What is being asked: Lines in the listing below may contain the string "있습니다". Say how many do, giving only the number.

Exercise material:
* * *

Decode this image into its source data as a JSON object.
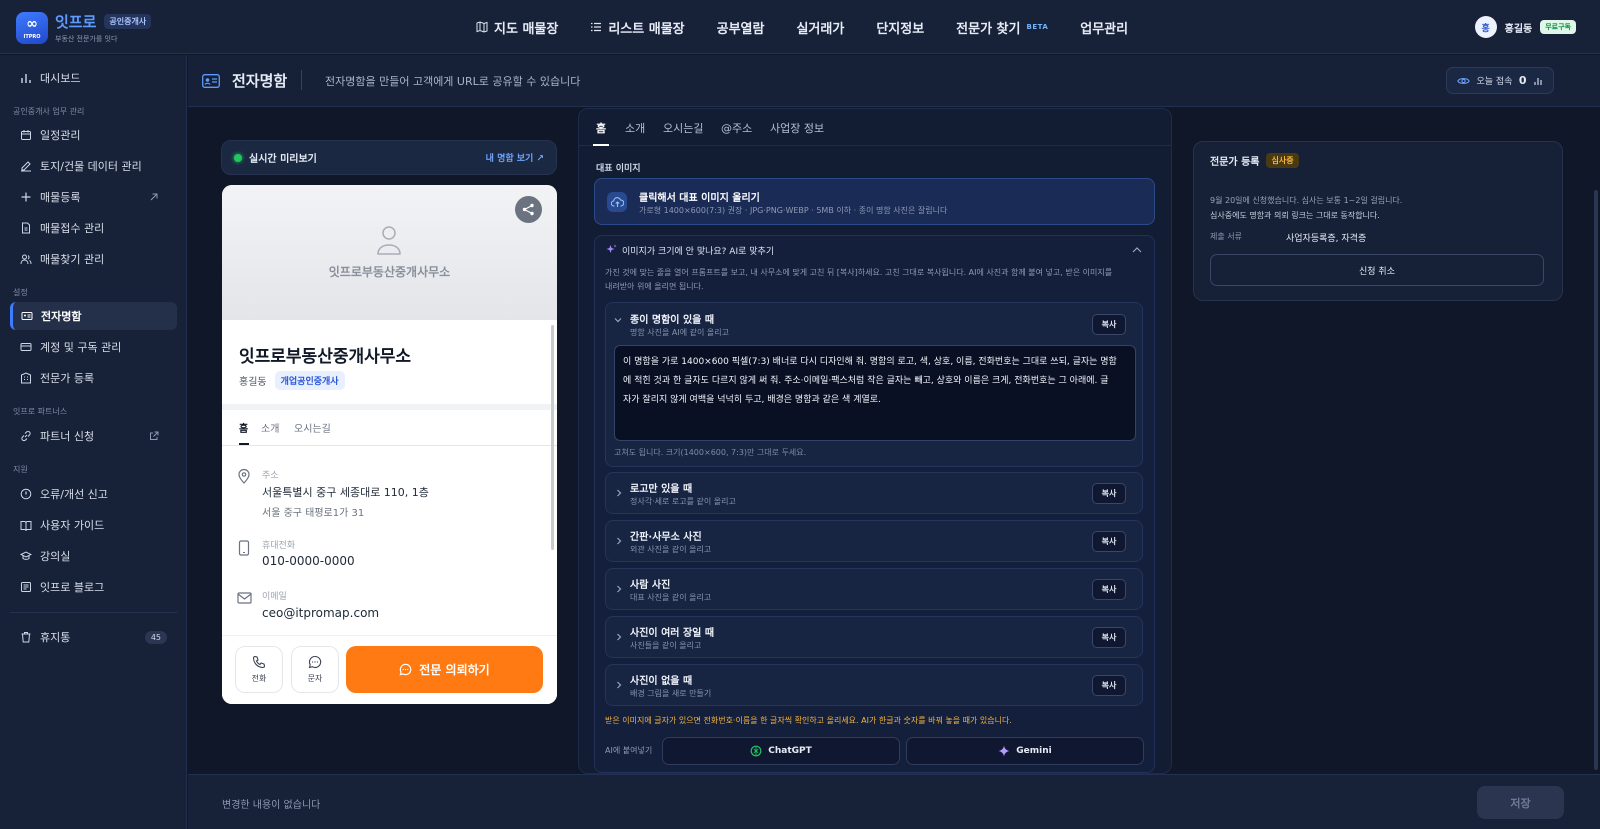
{
  "brand": {
    "name": "잇프로",
    "badge": "공인중개사",
    "tagline": "부동산 전문가를 잇다",
    "logo_text": "ITPRO"
  },
  "nav": [
    {
      "label": "지도 매물장",
      "icon": "map-icon"
    },
    {
      "label": "리스트 매물장",
      "icon": "list-icon"
    },
    {
      "label": "공부열람",
      "icon": ""
    },
    {
      "label": "실거래가",
      "icon": ""
    },
    {
      "label": "단지정보",
      "icon": ""
    },
    {
      "label": "전문가 찾기",
      "icon": "",
      "badge": "BETA"
    },
    {
      "label": "업무관리",
      "icon": ""
    }
  ],
  "user": {
    "avatar": "홍",
    "name": "홍길동",
    "plan": "무료구독"
  },
  "sidebar": {
    "dashboard": "대시보드",
    "section1": "공인중개사 업무 관리",
    "schedule": "일정관리",
    "land": "토지/건물 데이터 관리",
    "listing": "매물등록",
    "reception": "매물접수 관리",
    "finding": "매물찾기 관리",
    "section2": "설정",
    "bizcard": "전자명함",
    "account": "계정 및 구독 관리",
    "expert": "전문가 등록",
    "section3": "잇프로 파트너스",
    "partner": "파트너 신청",
    "section4": "지원",
    "report": "오류/개선 신고",
    "guide": "사용자 가이드",
    "lecture": "강의실",
    "blog": "잇프로 블로그",
    "trash": "휴지통",
    "trash_count": "45"
  },
  "page": {
    "title": "전자명함",
    "desc": "전자명함을 만들어 고객에게 URL로 공유할 수 있습니다",
    "today_label": "오늘 접속",
    "today_count": "0"
  },
  "preview": {
    "live": "실시간 미리보기",
    "mycard": "내 명함 보기 ↗",
    "cover_name": "잇프로부동산중개사무소",
    "office": "잇프로부동산중개사무소",
    "person": "홍길동",
    "role": "개업공인중개사",
    "tabs": [
      "홈",
      "소개",
      "오시는길"
    ],
    "addr_label": "주소",
    "addr1": "서울특별시 중구 세종대로 110, 1층",
    "addr2": "서울 중구 태평로1가 31",
    "phone_label": "휴대전화",
    "phone": "010-0000-0000",
    "email_label": "이메일",
    "email": "ceo@itpromap.com",
    "call": "전화",
    "sms": "문자",
    "cta": "전문 의뢰하기"
  },
  "editor": {
    "tabs": [
      "홈",
      "소개",
      "오시는길",
      "@주소",
      "사업장 정보"
    ],
    "rep_label": "대표 이미지",
    "upload_title": "클릭해서 대표 이미지 올리기",
    "upload_hint": "가로형 1400×600(7:3) 권장 · JPG·PNG·WEBP · 5MB 이하 · 종이 명함 사진은 잘립니다",
    "ai_title": "이미지가 크기에 안 맞나요? AI로 맞추기",
    "ai_desc1": "가진 것에 맞는 줄을 열어 프롬프트를 보고, 내 사무소에 맞게 고친 뒤 [복사]하세요. 고친 그대로 복사됩니다. AI에 사진과 함께 붙여 넣고, 받은 이미지를",
    "ai_desc2": "내려받아 위에 올리면 됩니다.",
    "copy": "복사",
    "paper_title": "종이 명함이 있을 때",
    "paper_sub": "명함 사진을 AI에 같이 올리고",
    "prompt1": "이 명함을 가로 1400×600 픽셀(7:3) 배너로 다시 디자인해 줘. 명함의 로고, 색, 상호, 이름, 전화번호는 그대로 쓰되, 글자는 명함",
    "prompt2": "에 적힌 것과 한 글자도 다르지 않게 써 줘. 주소·이메일·팩스처럼 작은 글자는 빼고, 상호와 이름은 크게, 전화번호는 그 아래에. 글",
    "prompt3": "자가 잘리지 않게 여백을 넉넉히 두고, 배경은 명함과 같은 색 계열로.",
    "edit_hint": "고쳐도 됩니다. 크기(1400×600, 7:3)만 그대로 두세요.",
    "options": [
      {
        "title": "로고만 있을 때",
        "sub": "정사각·세로 로고를 같이 올리고"
      },
      {
        "title": "간판·사무소 사진",
        "sub": "외관 사진을 같이 올리고"
      },
      {
        "title": "사람 사진",
        "sub": "대표 사진을 같이 올리고"
      },
      {
        "title": "사진이 여러 장일 때",
        "sub": "사진들을 같이 올리고"
      },
      {
        "title": "사진이 없을 때",
        "sub": "배경 그림을 새로 만들기"
      }
    ],
    "warning": "받은 이미지에 글자가 있으면 전화번호·이름을 한 글자씩 확인하고 올리세요. AI가 한글과 숫자를 바꿔 놓을 때가 있습니다.",
    "paste_label": "AI에 붙여넣기",
    "chatgpt": "ChatGPT",
    "gemini": "Gemini"
  },
  "expert": {
    "title": "전문가 등록",
    "status": "심사중",
    "line1": "9월 20일에 신청했습니다. 심사는 보통 1~2일 걸립니다.",
    "line2": "심사중에도 명함과 의뢰 링크는 그대로 동작합니다.",
    "docs_label": "제출 서류",
    "docs": "사업자등록증, 자격증",
    "cancel": "신청 취소"
  },
  "footer": {
    "status": "변경한 내용이 없습니다",
    "save": "저장"
  },
  "colors": {
    "accent": "#ff7a12",
    "primary": "#2f6bff",
    "bg": "#0f1729",
    "panel": "#172238"
  }
}
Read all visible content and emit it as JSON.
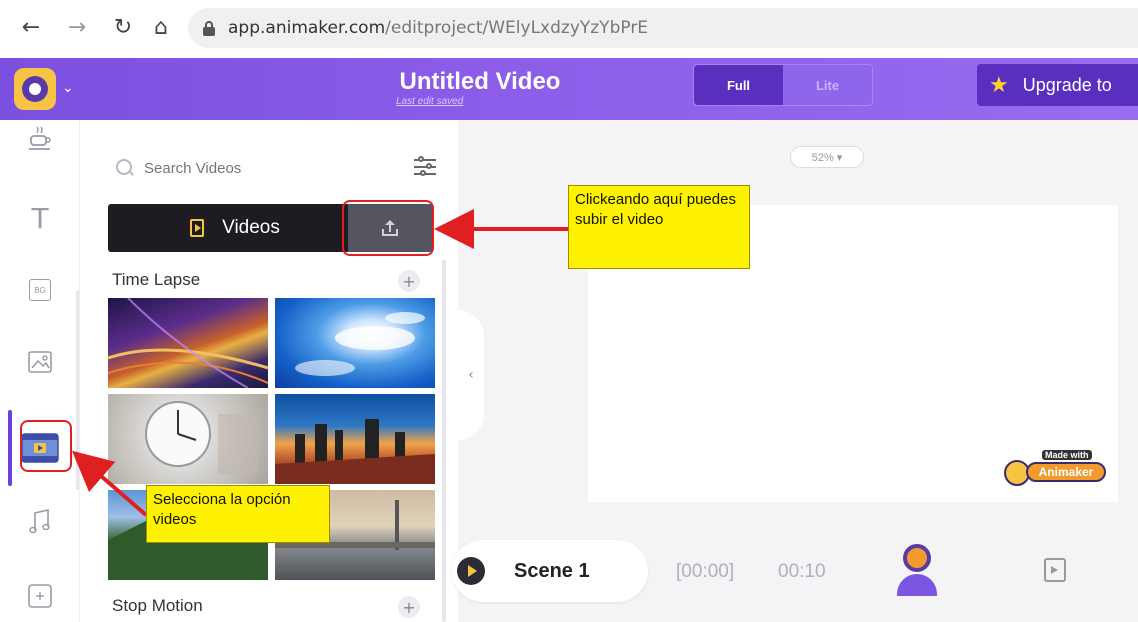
{
  "browser": {
    "url_host": "app.animaker.com",
    "url_path": "/editproject/WElyLxdzyYzYbPrE"
  },
  "header": {
    "title": "Untitled Video",
    "last_saved": "Last edit saved",
    "mode_full": "Full",
    "mode_lite": "Lite",
    "upgrade_label": "Upgrade to"
  },
  "sidebar": {
    "items": [
      {
        "icon": "coffee-cup-icon"
      },
      {
        "icon": "text-icon",
        "glyph": "T"
      },
      {
        "icon": "background-icon",
        "glyph": "BG"
      },
      {
        "icon": "image-icon"
      },
      {
        "icon": "video-icon",
        "active": true
      },
      {
        "icon": "music-note-icon"
      },
      {
        "icon": "effects-icon"
      }
    ]
  },
  "panel": {
    "search_placeholder": "Search Videos",
    "tab_videos": "Videos",
    "section1": "Time Lapse",
    "section2": "Stop Motion",
    "add_symbol": "+"
  },
  "canvas": {
    "zoom": "52% ▾",
    "watermark_small": "Made with",
    "watermark_brand": "Animaker"
  },
  "timeline": {
    "scene_label": "Scene 1",
    "time_start": "[00:00]",
    "time_end": "00:10"
  },
  "annotations": {
    "callout_upload": "Clickeando aquí puedes subir el video",
    "callout_videos": "Selecciona la opción videos"
  },
  "colors": {
    "brand_purple": "#7b4fdf",
    "accent_yellow": "#f6c343",
    "annotation_red": "#e02020",
    "callout_yellow": "#fff200"
  }
}
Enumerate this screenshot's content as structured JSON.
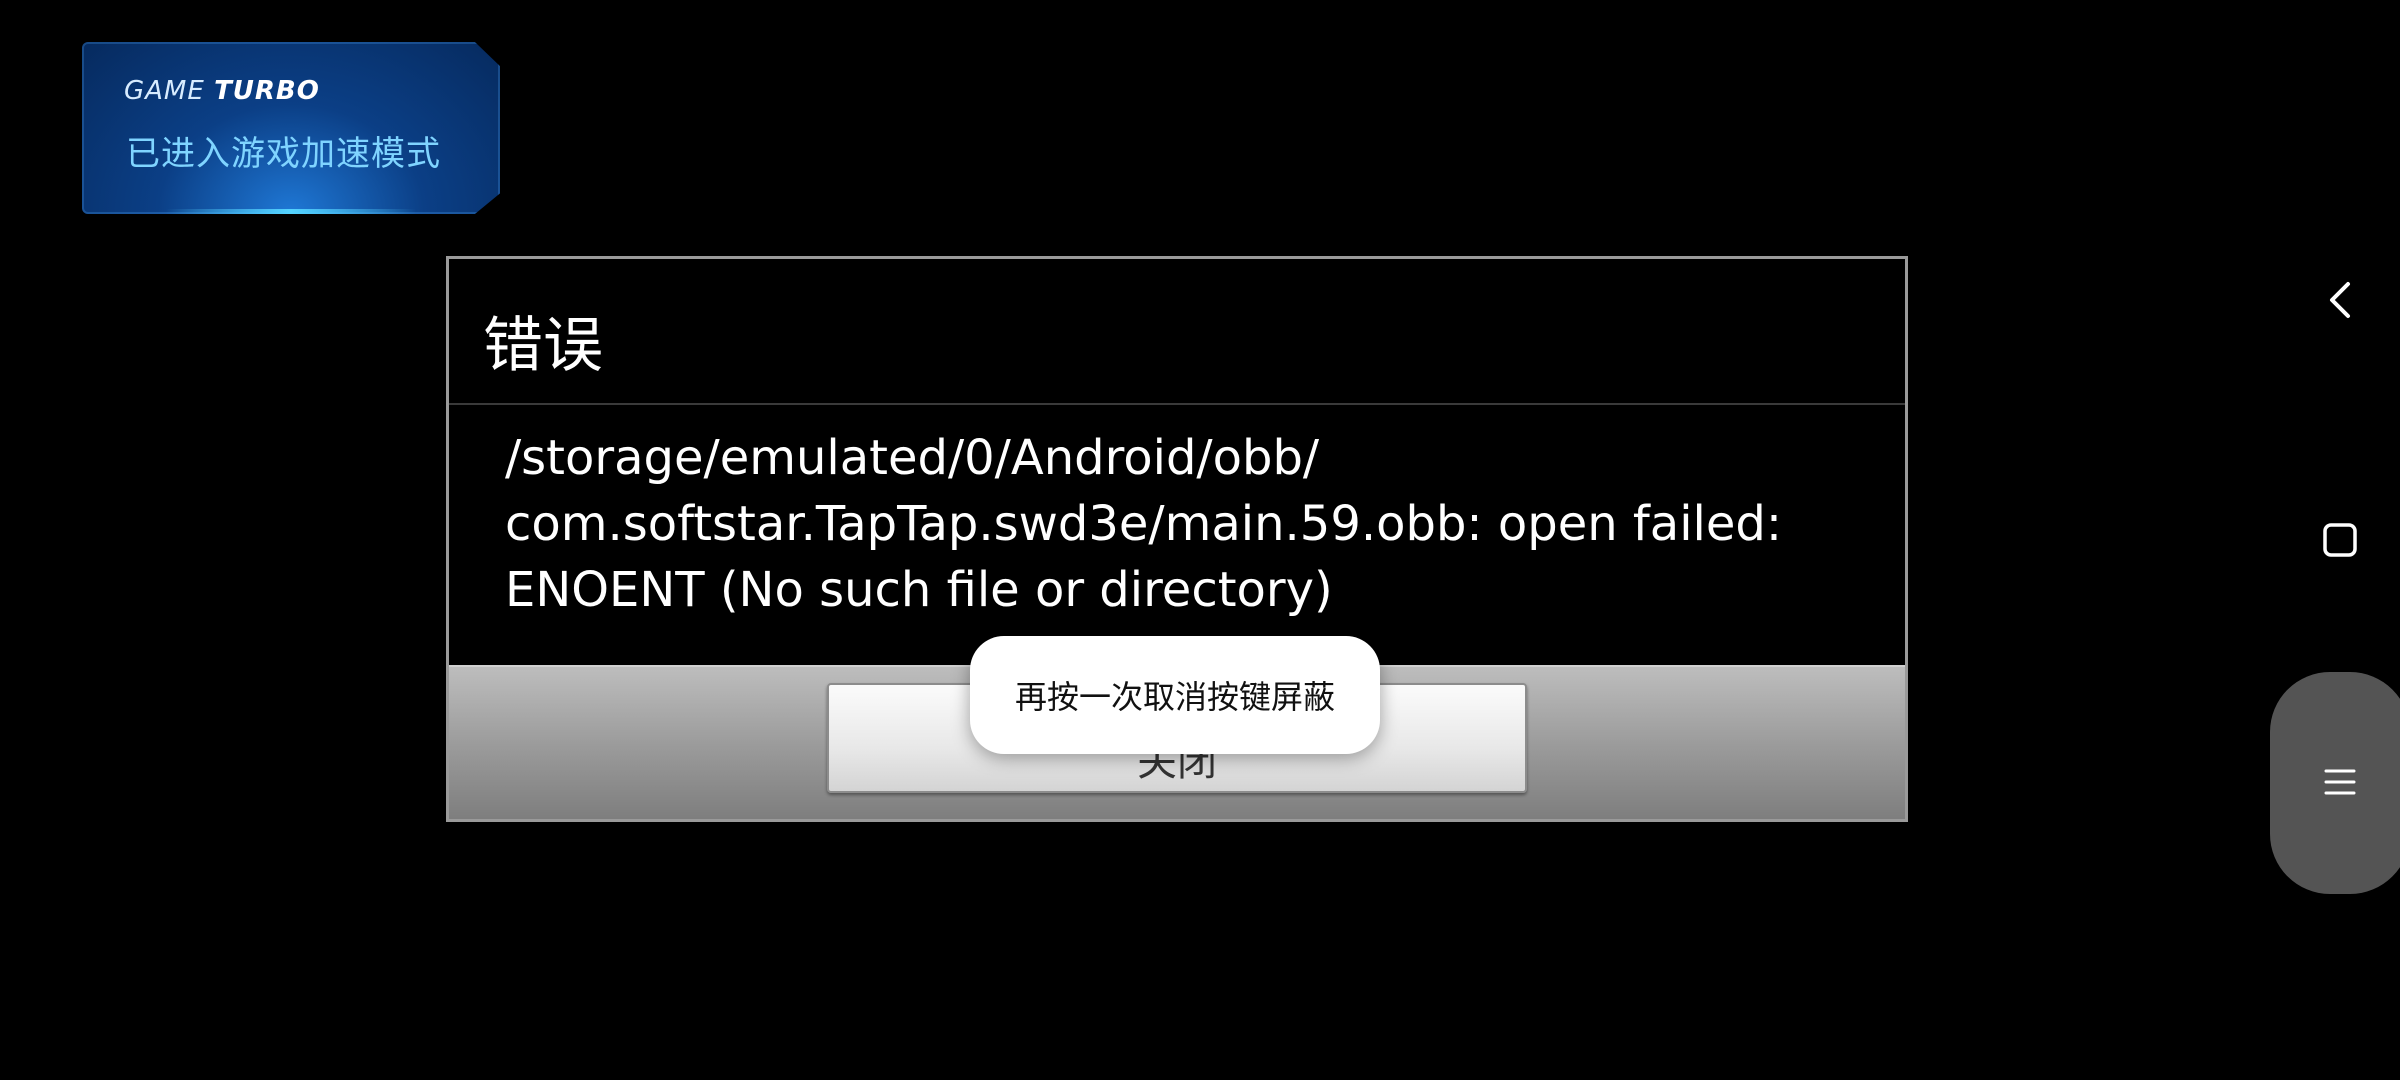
{
  "turbo_badge": {
    "brand_light": "GAME",
    "brand_bold": "TURBO",
    "message": "已进入游戏加速模式"
  },
  "background_dialog": {
    "title": "错误"
  },
  "dialog": {
    "title": "错误",
    "message": "/storage/emulated/0/Android/obb/\ncom.softstar.TapTap.swd3e/main.59.obb: open failed:\nENOENT (No such file or directory)",
    "close_label": "关闭"
  },
  "toast": {
    "text": "再按一次取消按键屏蔽"
  },
  "nav": {
    "back_icon": "chevron-left-icon",
    "home_icon": "square-icon",
    "menu_icon": "menu-icon"
  },
  "colors": {
    "turbo_text": "#7fd4ff",
    "dialog_border": "#9a9a9a",
    "footer": "#9c9c9c"
  }
}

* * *

Result of the task: 2